**Task brief**
Retype the entries exactly; omit all pictures.

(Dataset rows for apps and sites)
┌──
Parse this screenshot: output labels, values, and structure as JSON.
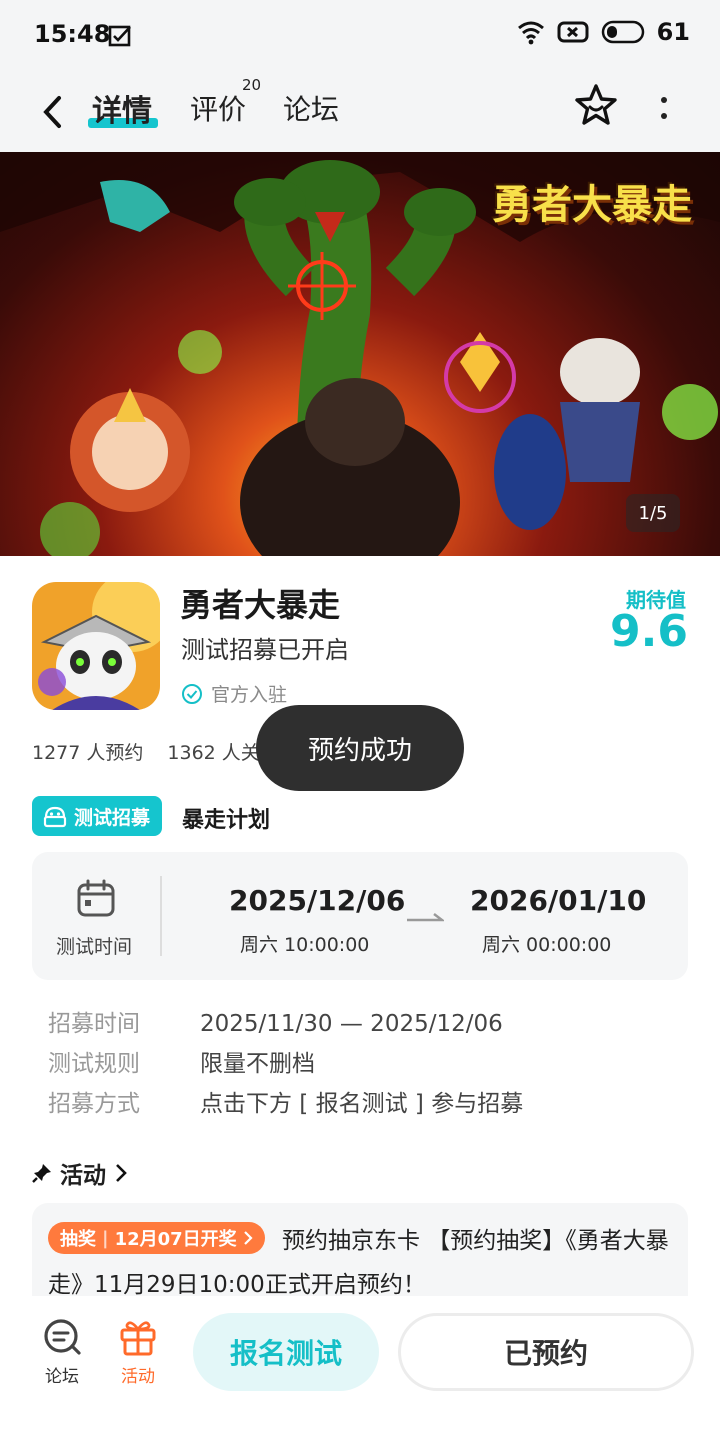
{
  "status_bar": {
    "time": "15:48",
    "battery": "61"
  },
  "nav": {
    "tabs": [
      {
        "label": "详情"
      },
      {
        "label": "评价",
        "badge": "20"
      },
      {
        "label": "论坛"
      }
    ]
  },
  "banner": {
    "logo_text": "勇者大暴走",
    "counter": "1/5"
  },
  "game": {
    "title": "勇者大暴走",
    "subtitle": "测试招募已开启",
    "official": "官方入驻",
    "expect_label": "期待值",
    "expect_value": "9.6",
    "reservations": "1277 人预约",
    "followers": "1362 人关"
  },
  "toast": "预约成功",
  "recruit": {
    "tag": "测试招募",
    "name": "暴走计划",
    "time_label": "测试时间",
    "start_date": "2025/12/06",
    "start_time": "周六  10:00:00",
    "end_date": "2026/01/10",
    "end_time": "周六  00:00:00",
    "rows": [
      {
        "label": "招募时间",
        "value": "2025/11/30 — 2025/12/06"
      },
      {
        "label": "测试规则",
        "value": "限量不删档"
      },
      {
        "label": "招募方式",
        "value": "点击下方 [ 报名测试 ] 参与招募"
      }
    ]
  },
  "activity": {
    "title": "活动",
    "tag_left": "抽奖",
    "tag_right": "12月07日开奖",
    "text": "预约抽京东卡 【预约抽奖】《勇者大暴走》11月29日10:00正式开启预约！"
  },
  "bottom": {
    "forum_label": "论坛",
    "activity_label": "活动",
    "signup_button": "报名测试",
    "reserved_button": "已预约"
  },
  "colors": {
    "accent": "#15c5ce",
    "orange": "#ff7a3d"
  }
}
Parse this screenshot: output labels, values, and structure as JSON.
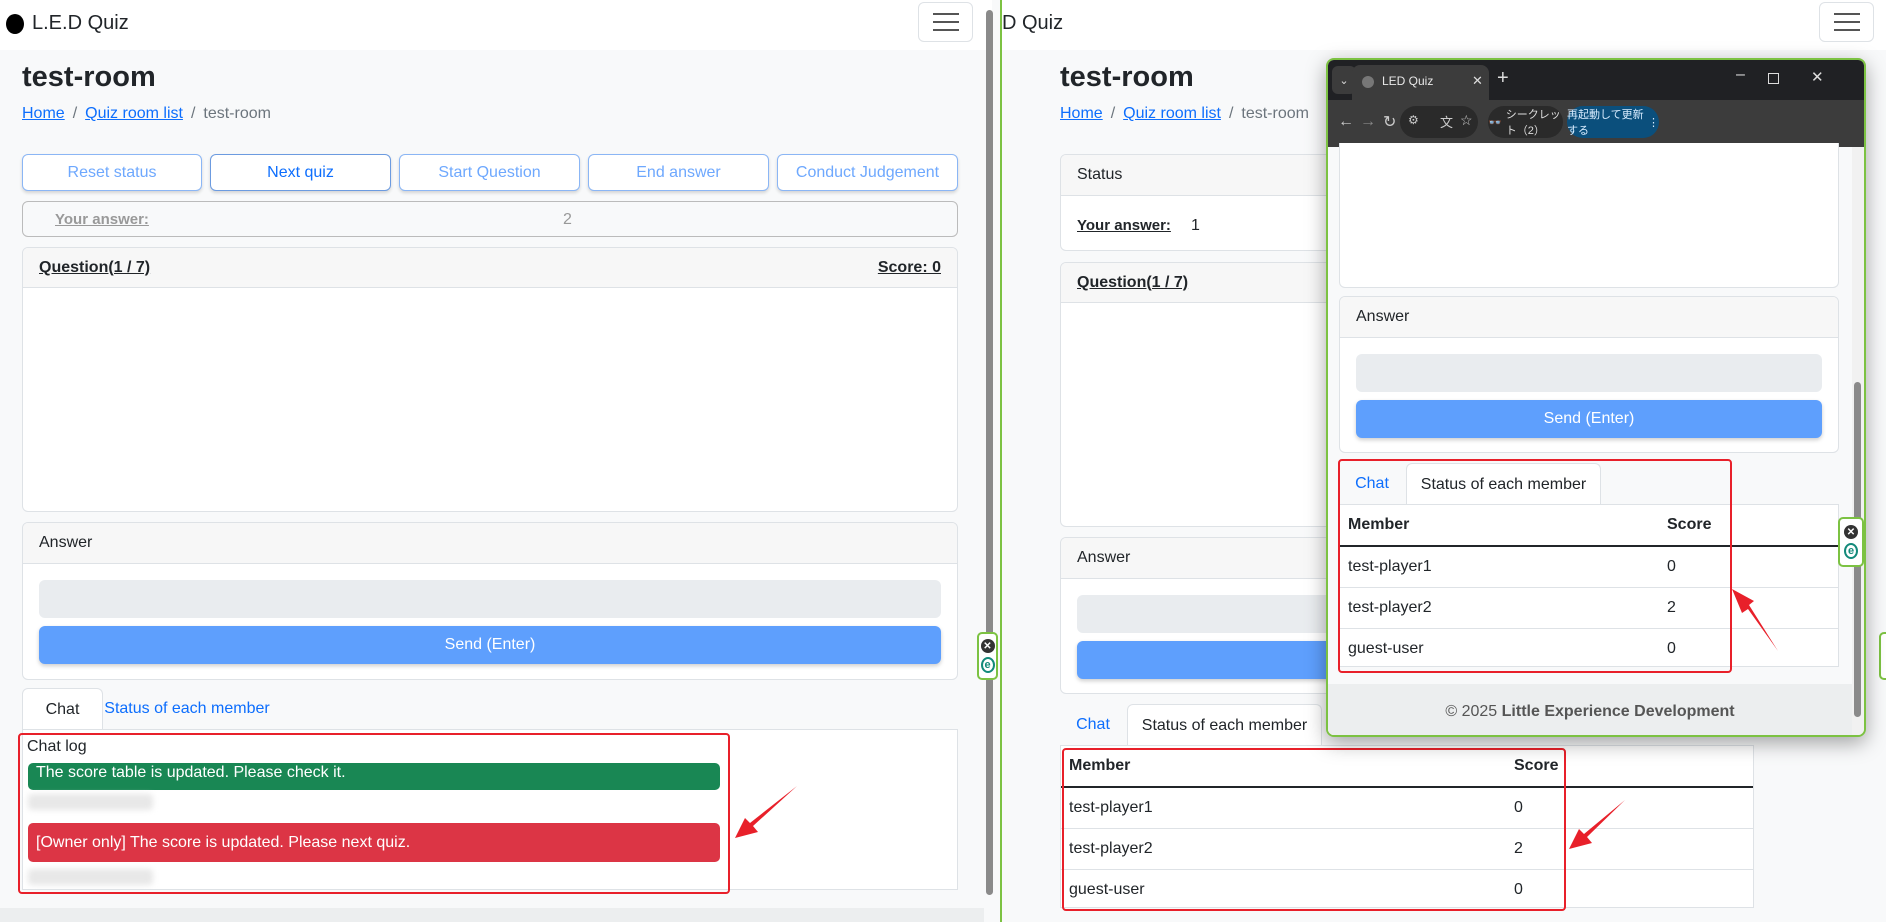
{
  "app": {
    "brand": "L.E.D Quiz",
    "brand_partial": "D Quiz"
  },
  "page": {
    "title": "test-room",
    "breadcrumb": [
      "Home",
      "Quiz room list",
      "test-room"
    ]
  },
  "owner_view": {
    "buttons": [
      "Reset status",
      "Next quiz",
      "Start Question",
      "End answer",
      "Conduct Judgement"
    ],
    "your_answer_label": "Your answer:",
    "your_answer_value": "2",
    "question_label": "Question(1 / 7)",
    "score_label": "Score: 0",
    "answer_header": "Answer",
    "send_label": "Send (Enter)",
    "tabs": [
      "Chat",
      "Status of each member"
    ],
    "active_tab": "Chat",
    "chat_log_label": "Chat log",
    "messages": [
      {
        "text": "The score table is updated. Please check it.",
        "color": "#198754"
      },
      {
        "text": "[Owner only] The score is updated. Please next quiz.",
        "color": "#dc3545"
      }
    ]
  },
  "player_view": {
    "status_header": "Status",
    "your_answer_label": "Your answer:",
    "your_answer_value": "1",
    "question_label": "Question(1 / 7)",
    "answer_header": "Answer",
    "tabs": [
      "Chat",
      "Status of each member"
    ],
    "active_tab": "Status of each member",
    "table": {
      "headers": [
        "Member",
        "Score"
      ],
      "rows": [
        [
          "test-player1",
          "0"
        ],
        [
          "test-player2",
          "2"
        ],
        [
          "guest-user",
          "0"
        ]
      ]
    }
  },
  "popup": {
    "tab_title": "LED Quiz",
    "incognito": "シークレット（2）",
    "update_button": "再起動して更新する",
    "answer_header": "Answer",
    "send_label": "Send (Enter)",
    "tabs": [
      "Chat",
      "Status of each member"
    ],
    "active_tab": "Status of each member",
    "table": {
      "headers": [
        "Member",
        "Score"
      ],
      "rows": [
        [
          "test-player1",
          "0"
        ],
        [
          "test-player2",
          "2"
        ],
        [
          "guest-user",
          "0"
        ]
      ]
    },
    "footer_prefix": "© 2025 ",
    "footer_org": "Little Experience Development"
  },
  "colors": {
    "accent": "#0d6efd",
    "annotation": "#e8202a",
    "window_border": "#7cc242"
  }
}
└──
**Expected output**
Parse this screenshot: output labels, values, and structure as JSON.
{
  "status_bar": {
    "time": "15:48",
    "battery": "61"
  },
  "nav": {
    "tabs": [
      {
        "label": "详情"
      },
      {
        "label": "评价",
        "badge": "20"
      },
      {
        "label": "论坛"
      }
    ]
  },
  "banner": {
    "logo_text": "勇者大暴走",
    "counter": "1/5"
  },
  "game": {
    "title": "勇者大暴走",
    "subtitle": "测试招募已开启",
    "official": "官方入驻",
    "expect_label": "期待值",
    "expect_value": "9.6",
    "reservations": "1277 人预约",
    "followers": "1362 人关"
  },
  "toast": "预约成功",
  "recruit": {
    "tag": "测试招募",
    "name": "暴走计划",
    "time_label": "测试时间",
    "start_date": "2025/12/06",
    "start_time": "周六  10:00:00",
    "end_date": "2026/01/10",
    "end_time": "周六  00:00:00",
    "rows": [
      {
        "label": "招募时间",
        "value": "2025/11/30 — 2025/12/06"
      },
      {
        "label": "测试规则",
        "value": "限量不删档"
      },
      {
        "label": "招募方式",
        "value": "点击下方 [ 报名测试 ] 参与招募"
      }
    ]
  },
  "activity": {
    "title": "活动",
    "tag_left": "抽奖",
    "tag_right": "12月07日开奖",
    "text": "预约抽京东卡 【预约抽奖】《勇者大暴走》11月29日10:00正式开启预约！"
  },
  "bottom": {
    "forum_label": "论坛",
    "activity_label": "活动",
    "signup_button": "报名测试",
    "reserved_button": "已预约"
  },
  "colors": {
    "accent": "#15c5ce",
    "orange": "#ff7a3d"
  }
}
Parse this screenshot: output labels, values, and structure as JSON.
{
  "app": {
    "brand": "L.E.D Quiz",
    "brand_partial": "D Quiz"
  },
  "page": {
    "title": "test-room",
    "breadcrumb": [
      "Home",
      "Quiz room list",
      "test-room"
    ]
  },
  "owner_view": {
    "buttons": [
      "Reset status",
      "Next quiz",
      "Start Question",
      "End answer",
      "Conduct Judgement"
    ],
    "your_answer_label": "Your answer:",
    "your_answer_value": "2",
    "question_label": "Question(1 / 7)",
    "score_label": "Score: 0",
    "answer_header": "Answer",
    "send_label": "Send (Enter)",
    "tabs": [
      "Chat",
      "Status of each member"
    ],
    "active_tab": "Chat",
    "chat_log_label": "Chat log",
    "messages": [
      {
        "text": "The score table is updated. Please check it.",
        "color": "#198754"
      },
      {
        "text": "[Owner only] The score is updated. Please next quiz.",
        "color": "#dc3545"
      }
    ]
  },
  "player_view": {
    "status_header": "Status",
    "your_answer_label": "Your answer:",
    "your_answer_value": "1",
    "question_label": "Question(1 / 7)",
    "answer_header": "Answer",
    "tabs": [
      "Chat",
      "Status of each member"
    ],
    "active_tab": "Status of each member",
    "table": {
      "headers": [
        "Member",
        "Score"
      ],
      "rows": [
        [
          "test-player1",
          "0"
        ],
        [
          "test-player2",
          "2"
        ],
        [
          "guest-user",
          "0"
        ]
      ]
    }
  },
  "popup": {
    "tab_title": "LED Quiz",
    "incognito": "シークレット（2）",
    "update_button": "再起動して更新する",
    "answer_header": "Answer",
    "send_label": "Send (Enter)",
    "tabs": [
      "Chat",
      "Status of each member"
    ],
    "active_tab": "Status of each member",
    "table": {
      "headers": [
        "Member",
        "Score"
      ],
      "rows": [
        [
          "test-player1",
          "0"
        ],
        [
          "test-player2",
          "2"
        ],
        [
          "guest-user",
          "0"
        ]
      ]
    },
    "footer_prefix": "© 2025 ",
    "footer_org": "Little Experience Development"
  },
  "colors": {
    "accent": "#0d6efd",
    "annotation": "#e8202a",
    "window_border": "#7cc242"
  }
}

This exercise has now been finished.